_Problem requirements_
In the entries below, identify every line with the string "Generate" and copy it.

[Source data]

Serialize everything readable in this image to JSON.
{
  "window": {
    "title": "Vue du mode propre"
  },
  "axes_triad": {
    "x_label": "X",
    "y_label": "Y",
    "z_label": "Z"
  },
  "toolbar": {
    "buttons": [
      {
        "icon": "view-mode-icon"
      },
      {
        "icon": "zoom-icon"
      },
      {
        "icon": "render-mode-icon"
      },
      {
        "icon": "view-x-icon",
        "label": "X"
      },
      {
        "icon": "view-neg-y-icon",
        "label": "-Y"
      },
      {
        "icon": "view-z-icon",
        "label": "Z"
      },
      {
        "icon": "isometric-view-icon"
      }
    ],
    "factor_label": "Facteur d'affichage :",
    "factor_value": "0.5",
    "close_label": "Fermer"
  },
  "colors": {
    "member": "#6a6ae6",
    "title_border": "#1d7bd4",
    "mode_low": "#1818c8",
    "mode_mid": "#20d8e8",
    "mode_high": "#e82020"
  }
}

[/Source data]
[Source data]

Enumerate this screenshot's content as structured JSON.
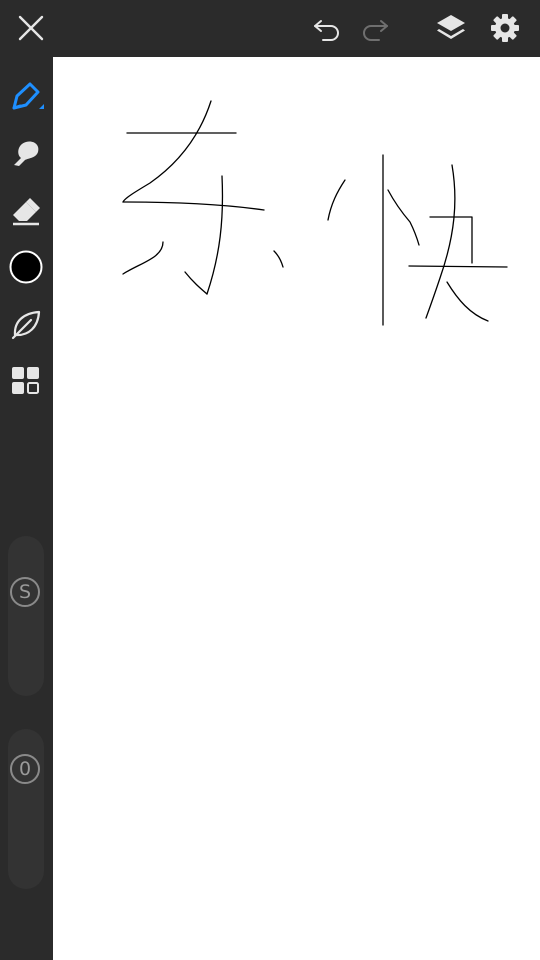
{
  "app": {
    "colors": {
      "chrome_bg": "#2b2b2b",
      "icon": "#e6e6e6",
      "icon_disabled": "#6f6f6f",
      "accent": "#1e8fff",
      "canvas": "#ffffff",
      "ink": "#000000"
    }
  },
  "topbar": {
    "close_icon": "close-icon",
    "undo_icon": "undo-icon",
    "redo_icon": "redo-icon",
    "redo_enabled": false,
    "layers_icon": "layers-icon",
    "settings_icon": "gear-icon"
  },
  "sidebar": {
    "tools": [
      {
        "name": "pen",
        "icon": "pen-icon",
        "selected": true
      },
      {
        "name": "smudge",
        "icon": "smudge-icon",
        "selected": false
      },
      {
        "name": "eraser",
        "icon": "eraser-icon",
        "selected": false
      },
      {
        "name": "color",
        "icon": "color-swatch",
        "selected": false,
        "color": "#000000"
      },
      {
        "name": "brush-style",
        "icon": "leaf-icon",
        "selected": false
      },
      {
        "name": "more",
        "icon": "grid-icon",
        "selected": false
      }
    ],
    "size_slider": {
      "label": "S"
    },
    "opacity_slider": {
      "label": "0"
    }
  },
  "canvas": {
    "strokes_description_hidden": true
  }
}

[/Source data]
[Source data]

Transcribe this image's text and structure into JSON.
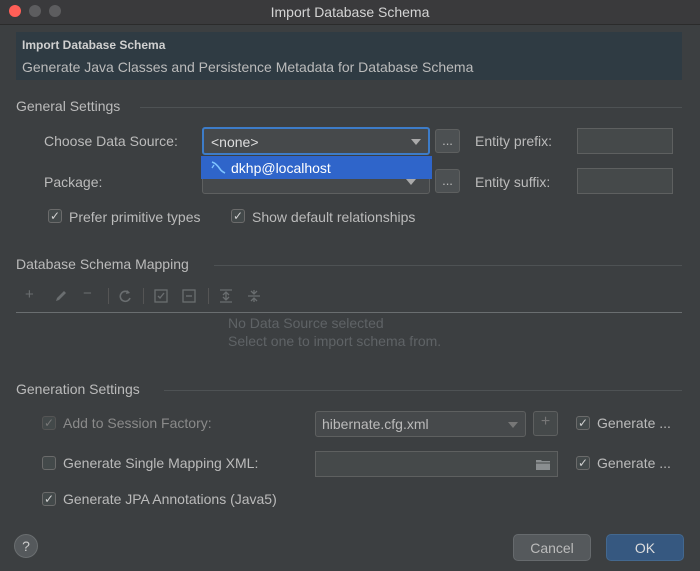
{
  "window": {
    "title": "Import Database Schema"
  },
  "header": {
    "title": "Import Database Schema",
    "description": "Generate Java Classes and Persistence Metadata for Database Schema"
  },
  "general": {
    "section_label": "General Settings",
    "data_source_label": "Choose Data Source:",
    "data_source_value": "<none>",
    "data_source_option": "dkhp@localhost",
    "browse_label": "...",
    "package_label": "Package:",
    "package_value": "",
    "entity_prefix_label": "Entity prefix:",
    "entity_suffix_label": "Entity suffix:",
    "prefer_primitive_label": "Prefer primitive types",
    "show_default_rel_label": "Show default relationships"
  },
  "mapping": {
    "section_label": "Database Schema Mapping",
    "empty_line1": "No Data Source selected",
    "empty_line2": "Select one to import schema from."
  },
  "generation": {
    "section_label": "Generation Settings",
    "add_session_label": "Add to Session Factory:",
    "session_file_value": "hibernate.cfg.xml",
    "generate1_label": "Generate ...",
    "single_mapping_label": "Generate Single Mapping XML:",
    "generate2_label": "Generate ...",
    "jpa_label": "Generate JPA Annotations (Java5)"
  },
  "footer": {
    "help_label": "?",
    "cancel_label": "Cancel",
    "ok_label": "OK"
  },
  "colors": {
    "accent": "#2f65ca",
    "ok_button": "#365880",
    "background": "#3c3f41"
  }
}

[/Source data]

_Answer to the exercise_
    "description": "Generate Java Classes and Persistence Metadata for Database Schema"
    "generate1_label": "Generate ...",
    "single_mapping_label": "Generate Single Mapping XML:",
    "generate2_label": "Generate ...",
    "jpa_label": "Generate JPA Annotations (Java5)"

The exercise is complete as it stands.